The strength of Wolfsangel lies in Lachlan’s superlative storytelling skill. He evokes the frozen wastes of the Viking kings. We feel the biting cold, see the bleak wilderness, hear the myths of the Gods. From the very first the characters are larger than life, yet still believable and easy to sympathise with. I particularly enjoyed exploring the twin brothers Vali and Feileg. Their growth and development through the novel is handled excellently, leaving the reader always keen to keep turning pages.
I also appreciated the magical elements of the novel, since they matched tonally with the rest of the novel, being brutal and very dark. The witches have to earn their magic in all manner of unspeakable ways, while the Gods do not bestride this novel as all-powerful beings — rather, they scheme and operate from behind the scenes, especially Loki.

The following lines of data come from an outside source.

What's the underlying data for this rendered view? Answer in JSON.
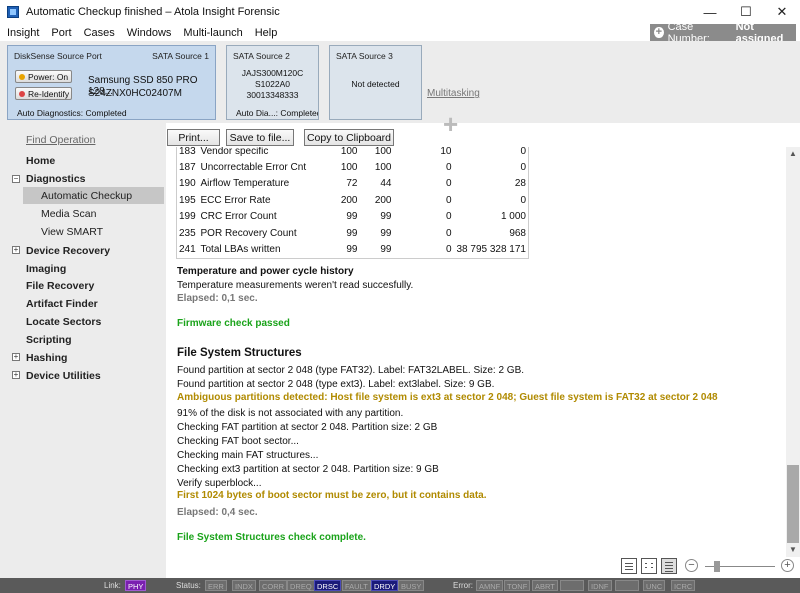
{
  "window": {
    "title": "Automatic Checkup finished – Atola Insight Forensic",
    "minimize": "—",
    "maximize": "☐",
    "close": "✕"
  },
  "menu": [
    "Insight",
    "Port",
    "Cases",
    "Windows",
    "Multi-launch",
    "Help"
  ],
  "case": {
    "label": "Case Number:",
    "value": "Not assigned",
    "plus": "+"
  },
  "sources": {
    "card1": {
      "port": "DiskSense Source Port",
      "source": "SATA Source 1",
      "power_label": "Power: On",
      "reidentify_label": "Re-Identify",
      "model": "Samsung SSD 850 PRO 128...",
      "serial": "S24ZNX0HC02407M",
      "diag": "Auto Diagnostics: Completed"
    },
    "card2": {
      "source": "SATA Source 2",
      "line1": "JAJS300M120C",
      "line2": "S1022A0",
      "line3": "30013348333",
      "diag": "Auto Dia...: Completed"
    },
    "card3": {
      "source": "SATA Source 3",
      "status": "Not detected"
    },
    "multitasking": "Multitasking",
    "plus": "+"
  },
  "sidebar": {
    "find": "Find Operation",
    "home": "Home",
    "diagnostics": "Diagnostics",
    "automatic_checkup": "Automatic Checkup",
    "media_scan": "Media Scan",
    "view_smart": "View SMART",
    "device_recovery": "Device Recovery",
    "imaging": "Imaging",
    "file_recovery": "File Recovery",
    "artifact_finder": "Artifact Finder",
    "locate_sectors": "Locate Sectors",
    "scripting": "Scripting",
    "hashing": "Hashing",
    "device_utilities": "Device Utilities",
    "expand": "+",
    "collapse": "−"
  },
  "toolbar": {
    "print": "Print...",
    "save": "Save to file...",
    "copy": "Copy to Clipboard"
  },
  "smart_rows": [
    [
      "183",
      "Vendor specific",
      "100",
      "100",
      "10",
      "0"
    ],
    [
      "187",
      "Uncorrectable Error Cnt",
      "100",
      "100",
      "0",
      "0"
    ],
    [
      "190",
      "Airflow Temperature",
      "72",
      "44",
      "0",
      "28"
    ],
    [
      "195",
      "ECC Error Rate",
      "200",
      "200",
      "0",
      "0"
    ],
    [
      "199",
      "CRC Error Count",
      "99",
      "99",
      "0",
      "1 000"
    ],
    [
      "235",
      "POR Recovery Count",
      "99",
      "99",
      "0",
      "968"
    ],
    [
      "241",
      "Total LBAs written",
      "99",
      "99",
      "0",
      "38 795 328 171"
    ]
  ],
  "log": {
    "temp_heading": "Temperature and power cycle history",
    "temp_msg": "Temperature measurements weren't read succesfully.",
    "elapsed1": "Elapsed: 0,1 sec.",
    "fw_passed": "Firmware check passed",
    "fs_heading": "File System Structures",
    "fs1": "Found partition at sector 2 048 (type FAT32). Label: FAT32LABEL. Size: 2 GB.",
    "fs2": "Found partition at sector 2 048 (type ext3). Label: ext3label. Size: 9 GB.",
    "fs_warn": "Ambiguous partitions detected: Host file system is ext3 at sector 2 048; Guest file system is FAT32 at sector 2 048",
    "fs3": "91% of the disk is not associated with any partition.",
    "fs4": "Checking FAT partition at sector 2 048. Partition size: 2 GB",
    "fs5": "Checking FAT boot sector...",
    "fs6": "Checking main FAT structures...",
    "fs7": "Checking ext3 partition at sector 2 048. Partition size: 9 GB",
    "fs8": "Verify superblock...",
    "fs_warn2": "First 1024 bytes of boot sector must be zero, but it contains data.",
    "elapsed2": "Elapsed: 0,4 sec.",
    "fs_complete": "File System Structures check complete."
  },
  "zoom": {
    "minus": "−",
    "plus": "+"
  },
  "statusbar": {
    "link_label": "Link:",
    "link": [
      "PHY"
    ],
    "status_label": "Status:",
    "status": [
      "ERR",
      "INDX",
      "CORR",
      "DREQ",
      "DRSC",
      "FAULT",
      "DRDY",
      "BUSY"
    ],
    "error_label": "Error:",
    "errors": [
      "AMNF",
      "TONF",
      "ABRT",
      "",
      "IDNF",
      "",
      "UNC",
      "ICRC"
    ]
  },
  "colors": {
    "ok": "#1aa31a",
    "warn": "#b08a00",
    "active_chip": "#7a1fb0",
    "blue_chip": "#1a1a7a"
  }
}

Speaking of Loki, for a character who is barely present in the novel, he steals every page he cavorts across. I would love to see more of the Trickster God in subsequent novels! I loved dialogue such as the following:
You chose imperfection — what could be more perfect? You saw your imperfection was perfection and therefore remedied it by imposing an imperfection on yourself thereby becoming perfect again. The logic is imperfectly flawless.

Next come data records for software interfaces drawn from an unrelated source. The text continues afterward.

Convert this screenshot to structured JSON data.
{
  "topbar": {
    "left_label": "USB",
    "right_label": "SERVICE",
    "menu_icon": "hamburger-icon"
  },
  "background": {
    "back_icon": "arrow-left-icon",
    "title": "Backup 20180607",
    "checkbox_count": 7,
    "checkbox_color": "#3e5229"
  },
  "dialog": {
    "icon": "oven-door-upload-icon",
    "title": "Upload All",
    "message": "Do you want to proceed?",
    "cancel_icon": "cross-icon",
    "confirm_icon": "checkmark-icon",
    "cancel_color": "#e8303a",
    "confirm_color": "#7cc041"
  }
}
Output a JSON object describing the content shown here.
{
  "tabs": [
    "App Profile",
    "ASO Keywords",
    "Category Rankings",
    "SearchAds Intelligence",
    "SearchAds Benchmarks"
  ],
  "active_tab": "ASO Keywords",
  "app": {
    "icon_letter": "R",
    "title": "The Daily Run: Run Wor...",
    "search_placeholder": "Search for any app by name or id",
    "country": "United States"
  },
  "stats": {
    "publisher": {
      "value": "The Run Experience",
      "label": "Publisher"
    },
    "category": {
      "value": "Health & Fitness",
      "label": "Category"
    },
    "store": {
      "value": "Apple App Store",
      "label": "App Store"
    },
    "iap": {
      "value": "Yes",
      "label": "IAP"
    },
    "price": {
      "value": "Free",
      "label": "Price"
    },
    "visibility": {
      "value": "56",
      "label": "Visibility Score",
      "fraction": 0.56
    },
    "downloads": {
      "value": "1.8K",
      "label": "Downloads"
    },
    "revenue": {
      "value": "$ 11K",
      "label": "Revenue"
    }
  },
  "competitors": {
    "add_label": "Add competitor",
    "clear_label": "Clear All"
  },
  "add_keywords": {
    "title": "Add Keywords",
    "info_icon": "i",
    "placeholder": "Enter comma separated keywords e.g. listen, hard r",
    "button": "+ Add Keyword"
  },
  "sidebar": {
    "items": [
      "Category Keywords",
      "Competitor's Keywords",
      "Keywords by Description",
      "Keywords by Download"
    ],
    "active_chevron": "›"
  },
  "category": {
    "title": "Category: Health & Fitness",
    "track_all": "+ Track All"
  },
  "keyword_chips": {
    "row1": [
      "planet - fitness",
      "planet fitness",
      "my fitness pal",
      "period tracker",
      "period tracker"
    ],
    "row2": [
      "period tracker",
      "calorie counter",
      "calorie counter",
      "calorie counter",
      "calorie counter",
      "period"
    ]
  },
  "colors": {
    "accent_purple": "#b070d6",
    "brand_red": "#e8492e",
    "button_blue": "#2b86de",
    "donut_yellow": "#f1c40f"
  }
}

Some of Lachlan’s prose is honestly beautiful, which is unexpected considering the rather martial nature of much of the book.
The mountain winds tearing through his mind, past-less and future-less, he lived caught in the moment with no more thought than a snowflake on the breeze.
What really struck me as I read this novel, in fact, was the remarkable similarity in tone to David Gemmell’s work — and THAT is a compliment as far as I’m concerned. The historical leanings of the book coupled with some fine martial descriptions and a sprinkle of mysticism had me cheering at the idea that finally someone has taken up the mantle of our finest heroic fantasy writer!
I had just two minor disappointments. One of these is that the “twist,” which would have been spectacular had it come upon the reader all unaware, is splashed all over the blurb on the back of the book and is fairly common knowledge for those picking up Wolfsangel. I appreciate the difficulty of keeping something of that magnitude secret once the book picks up readers, but I would have loved to read the novel without knowing about the werewolf slant.
The second is that at times the switch between no-nonsense all-action heroism and dreamlike prose can be a little abrupt. As a reader, it left me wondering a couple of times if I had accidentally skipped pages. The choppy nature was much more evident in the first quarter of the book. By the time I reached the explosive finale, it was smoother and easier to deal with.
I really enjoyed Wolfsangel. Despite the oftentimes dark aspect of the novel, it is anchored by a warm heart — the love story between Vali and Adisla that is destined to echo down the ages — and it is this that kept me reading long into the night. I can’t wait for the next in this series. M.D. Lachlan has penned a winner.